Outside the environment suits, the mercury would be hovering around -40 degrees Fahrenheit, without the windchill. Scrubbing filters could provide exterior air if their self-contained tanks ran out, but they anticipated being on the ground for less than twenty minutes.
The land was barren rock and jutting hardy grasses – until unexpectedly, it wasn't. The hard ground gave way to treacherous sand dunes, and then just as seamlessly merged back into more crumbly rock and clumps of pale green vegetation.
"Charming. Like New Hampshire in the spring," one of them said, breaking the silence on their internal comms.
"Nah," the burly man in the lead said. "Spring is mud season. It would be like this, but we'd be caked in mud, too."
The slightest of the group groaned and said, "Golf alpha romeo." It was shorthand for 'get a room.' It was a common thing for the man and woman to bicker while in the field, but the other team members all knew how they really felt about each other.
"Hold up here," the slim man in the rear said. He squatted, and the others paused in their march without protest, dropping into similar crouches. They all held specially-designed, plastic-coated FN SCAR rifles, capable of withstanding the grit from extreme sandstorms. Even the weapons' muzzles were covered in a thin layer of plastic that would be ripped away once they opened fire, should it come to that. But they expected it wouldn't. This mission would be a cakewalk compared to what they normally faced.

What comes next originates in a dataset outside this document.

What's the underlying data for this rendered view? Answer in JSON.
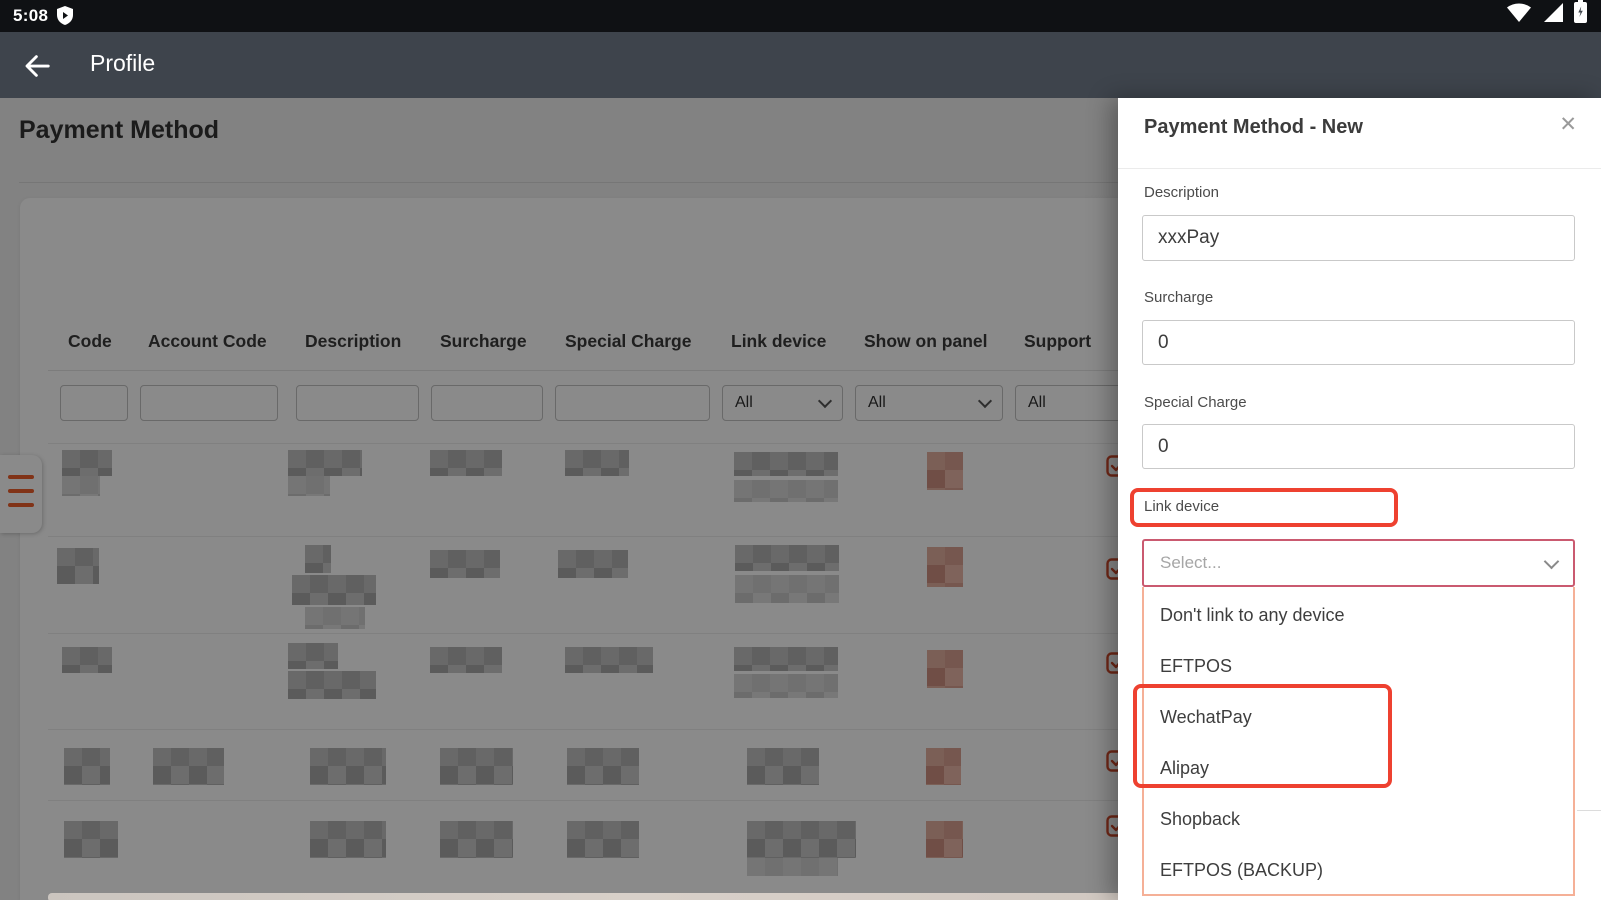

The slight man, carrying a simple M-21 sniper rifle, also wrapped in white plastic, approached the thin man who had called a halt. He squatted and brought his weapon up in the direction his leader was looking, straight into the thick maelstrom. "King, you see something?"
The team's leader, King, stayed motionless for another full minute, before he replied. "No, Knight. Sorry. Just getting used to the complete lack of visibility and exterior sound. We don't know what's out here, so everyone stay sharp." Jack Sigler, callsign: King, stood up and headed out, into the howling storm.